Posted 08 April 2021 - 06:03 AM

I pack snow on the tunnel like this.  LOL.....  But seriously on the G4s packing snow on top of the tunnel does help because the exchanger is integral to the tunnel.  Don't think it will help much on the prior models.

 

41254322841_e782af663e_c.jpg


Curta3531

Cromwell, CT


#14 seedman76

seedman76

    Member

  • Members
  • PipPip
  • 21 posts
  • Sled:2016 Ski-Doo Renegade Enduro

Posted 08 April 2021 - 09:01 AM

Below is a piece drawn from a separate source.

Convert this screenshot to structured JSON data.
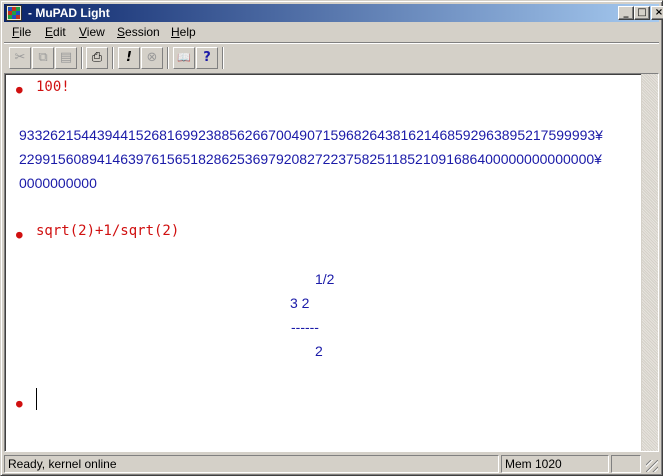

Scratching my head over part of this.....no pun intended LOL. The cooling system has a pump..... stopping the engine stops the pump. If you have have ever monitored a temp sensor and stopped any engine, the coolant temp in the block/head will first go up, not down, if you stop the coolant flow. Stopping the engine stops the whole mechanism to remove heat. Putting snow on the heat exchanger just cools the coolant in the heat exchanger, not in the engine.

 

Seems like Step 1 is to just slow way down to see if reducing the heat output of the engine gets the temps down, and keep the coolant flowing. If there are any bits of snow/ice still being flung up on the heat exchanger at a lower speed, then you will see pretty quickly if this helps or not. If it does not work, then step 2 is to stop.

 

If stopped, I'd for sure open the side panels to allow as much cool air to get to the engine as possible.

 

I've tried this many times thinking along the same lines.  Unfortunately it doesn't work or hasn't for me at least.  It might if one had decent snow...but then you probably wouldn't be overheating anyway.  With poor snow, low snow, ice, etc., in my experience slowing down in that 10-25mph range never seems to help.  Bottom line, the reason I'm overheating is lack of snow being thrown on the heat exchanger.  Slowing down doesn't solve that when the snow is lacking.  Thanks for the idea though.  



#15 treeboy

treeboy

    Advanced Member

  • Members
  • PipPipPip
  • 757 posts
  • Gender:Male
  • Location:West Kootaneys BC
  • Interests:Being in the mountains near everyday.
  • Sled:Too many

Posted 08 April 2021 - 10:22 AM

Install some scratchers, pile snow on top of the heat exchanger, dip into the softer snow when you can, learn how to do the track chainsaw into the snow to cool your sled down, take off the tunnel bags they act as insulators, and keep your snow flap on.




0 user(s) are reading this topic

0 members, 0 guests, 0 anonymous users